● MATERIAL FOR THE TASK
= = = = = = =
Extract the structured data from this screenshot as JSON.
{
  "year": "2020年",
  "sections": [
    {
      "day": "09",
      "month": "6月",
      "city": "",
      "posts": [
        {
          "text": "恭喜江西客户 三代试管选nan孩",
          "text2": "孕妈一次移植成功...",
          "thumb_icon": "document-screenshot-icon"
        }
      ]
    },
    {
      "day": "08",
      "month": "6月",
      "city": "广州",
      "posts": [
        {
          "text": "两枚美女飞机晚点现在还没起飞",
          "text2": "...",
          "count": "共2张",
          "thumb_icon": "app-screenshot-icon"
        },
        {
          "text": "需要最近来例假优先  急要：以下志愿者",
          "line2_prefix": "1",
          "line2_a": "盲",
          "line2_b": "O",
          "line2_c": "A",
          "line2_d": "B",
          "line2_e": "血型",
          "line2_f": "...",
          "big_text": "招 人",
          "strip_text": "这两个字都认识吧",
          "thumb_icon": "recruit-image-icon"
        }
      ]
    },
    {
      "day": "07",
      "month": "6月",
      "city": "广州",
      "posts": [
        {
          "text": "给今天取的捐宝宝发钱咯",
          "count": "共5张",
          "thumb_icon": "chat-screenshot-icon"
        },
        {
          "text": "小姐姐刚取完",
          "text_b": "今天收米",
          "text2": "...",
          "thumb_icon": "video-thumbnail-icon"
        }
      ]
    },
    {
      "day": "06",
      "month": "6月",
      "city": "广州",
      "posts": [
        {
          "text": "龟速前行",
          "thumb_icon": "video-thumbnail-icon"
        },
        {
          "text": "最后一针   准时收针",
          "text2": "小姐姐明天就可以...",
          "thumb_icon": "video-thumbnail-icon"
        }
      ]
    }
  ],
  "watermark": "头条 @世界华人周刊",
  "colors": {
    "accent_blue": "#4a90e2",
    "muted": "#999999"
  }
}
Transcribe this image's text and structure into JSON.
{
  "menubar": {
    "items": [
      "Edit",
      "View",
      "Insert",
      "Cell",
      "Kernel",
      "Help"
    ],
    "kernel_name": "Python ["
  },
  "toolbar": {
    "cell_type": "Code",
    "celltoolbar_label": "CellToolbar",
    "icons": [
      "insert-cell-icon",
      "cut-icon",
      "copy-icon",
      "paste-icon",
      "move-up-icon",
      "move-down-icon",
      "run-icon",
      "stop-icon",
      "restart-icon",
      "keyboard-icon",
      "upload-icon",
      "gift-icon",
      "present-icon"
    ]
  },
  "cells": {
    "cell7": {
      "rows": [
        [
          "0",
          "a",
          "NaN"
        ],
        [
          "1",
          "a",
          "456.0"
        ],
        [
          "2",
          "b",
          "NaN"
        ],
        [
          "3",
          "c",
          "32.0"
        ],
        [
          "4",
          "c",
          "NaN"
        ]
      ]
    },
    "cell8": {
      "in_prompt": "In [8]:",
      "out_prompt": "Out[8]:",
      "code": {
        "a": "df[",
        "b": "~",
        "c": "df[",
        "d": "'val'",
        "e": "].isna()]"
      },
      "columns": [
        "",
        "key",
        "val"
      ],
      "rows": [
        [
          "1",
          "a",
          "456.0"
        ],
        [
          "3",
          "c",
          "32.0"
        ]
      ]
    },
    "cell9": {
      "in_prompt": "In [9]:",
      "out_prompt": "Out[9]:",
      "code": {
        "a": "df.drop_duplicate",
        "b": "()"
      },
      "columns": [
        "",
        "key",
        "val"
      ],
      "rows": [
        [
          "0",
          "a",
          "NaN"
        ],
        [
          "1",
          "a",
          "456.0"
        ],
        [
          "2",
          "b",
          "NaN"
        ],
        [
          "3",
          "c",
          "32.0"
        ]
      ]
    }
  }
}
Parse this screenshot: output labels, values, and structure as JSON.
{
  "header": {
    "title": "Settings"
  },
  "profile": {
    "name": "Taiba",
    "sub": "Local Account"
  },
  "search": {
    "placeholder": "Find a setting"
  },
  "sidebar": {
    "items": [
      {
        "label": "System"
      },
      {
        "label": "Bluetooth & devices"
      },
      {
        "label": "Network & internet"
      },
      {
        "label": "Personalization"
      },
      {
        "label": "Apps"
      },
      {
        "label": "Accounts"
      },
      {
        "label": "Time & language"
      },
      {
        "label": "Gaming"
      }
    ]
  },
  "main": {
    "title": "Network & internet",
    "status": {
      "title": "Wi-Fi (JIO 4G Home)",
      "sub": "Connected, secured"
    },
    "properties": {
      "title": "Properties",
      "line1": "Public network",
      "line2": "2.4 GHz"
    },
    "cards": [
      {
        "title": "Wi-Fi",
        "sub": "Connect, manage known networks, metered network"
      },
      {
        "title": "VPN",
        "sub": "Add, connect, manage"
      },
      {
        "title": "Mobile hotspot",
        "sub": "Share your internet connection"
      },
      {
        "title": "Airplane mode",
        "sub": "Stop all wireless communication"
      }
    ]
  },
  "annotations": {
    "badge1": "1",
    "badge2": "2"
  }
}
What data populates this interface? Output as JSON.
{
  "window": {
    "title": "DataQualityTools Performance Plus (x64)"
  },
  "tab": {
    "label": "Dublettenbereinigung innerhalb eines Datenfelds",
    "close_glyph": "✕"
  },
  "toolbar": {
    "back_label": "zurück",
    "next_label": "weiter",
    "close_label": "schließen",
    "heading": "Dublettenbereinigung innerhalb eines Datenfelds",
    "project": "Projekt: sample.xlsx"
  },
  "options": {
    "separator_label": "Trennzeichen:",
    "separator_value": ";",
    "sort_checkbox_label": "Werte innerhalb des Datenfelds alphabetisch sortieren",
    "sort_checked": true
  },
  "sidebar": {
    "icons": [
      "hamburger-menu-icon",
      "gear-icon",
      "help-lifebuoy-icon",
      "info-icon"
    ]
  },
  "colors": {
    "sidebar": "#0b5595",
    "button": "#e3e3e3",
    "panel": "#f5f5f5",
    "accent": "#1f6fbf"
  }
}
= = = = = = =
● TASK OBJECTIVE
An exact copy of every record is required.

● REPLY TO THE TASK
Extract the structured data from this screenshot as JSON.
{
  "year": "2020年",
  "sections": [
    {
      "day": "09",
      "month": "6月",
      "city": "",
      "posts": [
        {
          "text": "恭喜江西客户 三代试管选nan孩",
          "text2": "孕妈一次移植成功...",
          "thumb_icon": "document-screenshot-icon"
        }
      ]
    },
    {
      "day": "08",
      "month": "6月",
      "city": "广州",
      "posts": [
        {
          "text": "两枚美女飞机晚点现在还没起飞",
          "text2": "...",
          "count": "共2张",
          "thumb_icon": "app-screenshot-icon"
        },
        {
          "text": "需要最近来例假优先  急要：以下志愿者",
          "line2_prefix": "1",
          "line2_a": "盲",
          "line2_b": "O",
          "line2_c": "A",
          "line2_d": "B",
          "line2_e": "血型",
          "line2_f": "...",
          "big_text": "招 人",
          "strip_text": "这两个字都认识吧",
          "thumb_icon": "recruit-image-icon"
        }
      ]
    },
    {
      "day": "07",
      "month": "6月",
      "city": "广州",
      "posts": [
        {
          "text": "给今天取的捐宝宝发钱咯",
          "count": "共5张",
          "thumb_icon": "chat-screenshot-icon"
        },
        {
          "text": "小姐姐刚取完",
          "text_b": "今天收米",
          "text2": "...",
          "thumb_icon": "video-thumbnail-icon"
        }
      ]
    },
    {
      "day": "06",
      "month": "6月",
      "city": "广州",
      "posts": [
        {
          "text": "龟速前行",
          "thumb_icon": "video-thumbnail-icon"
        },
        {
          "text": "最后一针   准时收针",
          "text2": "小姐姐明天就可以...",
          "thumb_icon": "video-thumbnail-icon"
        }
      ]
    }
  ],
  "watermark": "头条 @世界华人周刊",
  "colors": {
    "accent_blue": "#4a90e2",
    "muted": "#999999"
  }
}
Transcribe this image's text and structure into JSON.
{
  "menubar": {
    "items": [
      "Edit",
      "View",
      "Insert",
      "Cell",
      "Kernel",
      "Help"
    ],
    "kernel_name": "Python ["
  },
  "toolbar": {
    "cell_type": "Code",
    "celltoolbar_label": "CellToolbar",
    "icons": [
      "insert-cell-icon",
      "cut-icon",
      "copy-icon",
      "paste-icon",
      "move-up-icon",
      "move-down-icon",
      "run-icon",
      "stop-icon",
      "restart-icon",
      "keyboard-icon",
      "upload-icon",
      "gift-icon",
      "present-icon"
    ]
  },
  "cells": {
    "cell7": {
      "rows": [
        [
          "0",
          "a",
          "NaN"
        ],
        [
          "1",
          "a",
          "456.0"
        ],
        [
          "2",
          "b",
          "NaN"
        ],
        [
          "3",
          "c",
          "32.0"
        ],
        [
          "4",
          "c",
          "NaN"
        ]
      ]
    },
    "cell8": {
      "in_prompt": "In [8]:",
      "out_prompt": "Out[8]:",
      "code": {
        "a": "df[",
        "b": "~",
        "c": "df[",
        "d": "'val'",
        "e": "].isna()]"
      },
      "columns": [
        "",
        "key",
        "val"
      ],
      "rows": [
        [
          "1",
          "a",
          "456.0"
        ],
        [
          "3",
          "c",
          "32.0"
        ]
      ]
    },
    "cell9": {
      "in_prompt": "In [9]:",
      "out_prompt": "Out[9]:",
      "code": {
        "a": "df.drop_duplicate",
        "b": "()"
      },
      "columns": [
        "",
        "key",
        "val"
      ],
      "rows": [
        [
          "0",
          "a",
          "NaN"
        ],
        [
          "1",
          "a",
          "456.0"
        ],
        [
          "2",
          "b",
          "NaN"
        ],
        [
          "3",
          "c",
          "32.0"
        ]
      ]
    }
  }
}
Parse this screenshot: output labels, values, and structure as JSON.
{
  "header": {
    "title": "Settings"
  },
  "profile": {
    "name": "Taiba",
    "sub": "Local Account"
  },
  "search": {
    "placeholder": "Find a setting"
  },
  "sidebar": {
    "items": [
      {
        "label": "System"
      },
      {
        "label": "Bluetooth & devices"
      },
      {
        "label": "Network & internet"
      },
      {
        "label": "Personalization"
      },
      {
        "label": "Apps"
      },
      {
        "label": "Accounts"
      },
      {
        "label": "Time & language"
      },
      {
        "label": "Gaming"
      }
    ]
  },
  "main": {
    "title": "Network & internet",
    "status": {
      "title": "Wi-Fi (JIO 4G Home)",
      "sub": "Connected, secured"
    },
    "properties": {
      "title": "Properties",
      "line1": "Public network",
      "line2": "2.4 GHz"
    },
    "cards": [
      {
        "title": "Wi-Fi",
        "sub": "Connect, manage known networks, metered network"
      },
      {
        "title": "VPN",
        "sub": "Add, connect, manage"
      },
      {
        "title": "Mobile hotspot",
        "sub": "Share your internet connection"
      },
      {
        "title": "Airplane mode",
        "sub": "Stop all wireless communication"
      }
    ]
  },
  "annotations": {
    "badge1": "1",
    "badge2": "2"
  }
}
What data populates this interface? Output as JSON.
{
  "window": {
    "title": "DataQualityTools Performance Plus (x64)"
  },
  "tab": {
    "label": "Dublettenbereinigung innerhalb eines Datenfelds",
    "close_glyph": "✕"
  },
  "toolbar": {
    "back_label": "zurück",
    "next_label": "weiter",
    "close_label": "schließen",
    "heading": "Dublettenbereinigung innerhalb eines Datenfelds",
    "project": "Projekt: sample.xlsx"
  },
  "options": {
    "separator_label": "Trennzeichen:",
    "separator_value": ";",
    "sort_checkbox_label": "Werte innerhalb des Datenfelds alphabetisch sortieren",
    "sort_checked": true
  },
  "sidebar": {
    "icons": [
      "hamburger-menu-icon",
      "gear-icon",
      "help-lifebuoy-icon",
      "info-icon"
    ]
  },
  "colors": {
    "sidebar": "#0b5595",
    "button": "#e3e3e3",
    "panel": "#f5f5f5",
    "accent": "#1f6fbf"
  }
}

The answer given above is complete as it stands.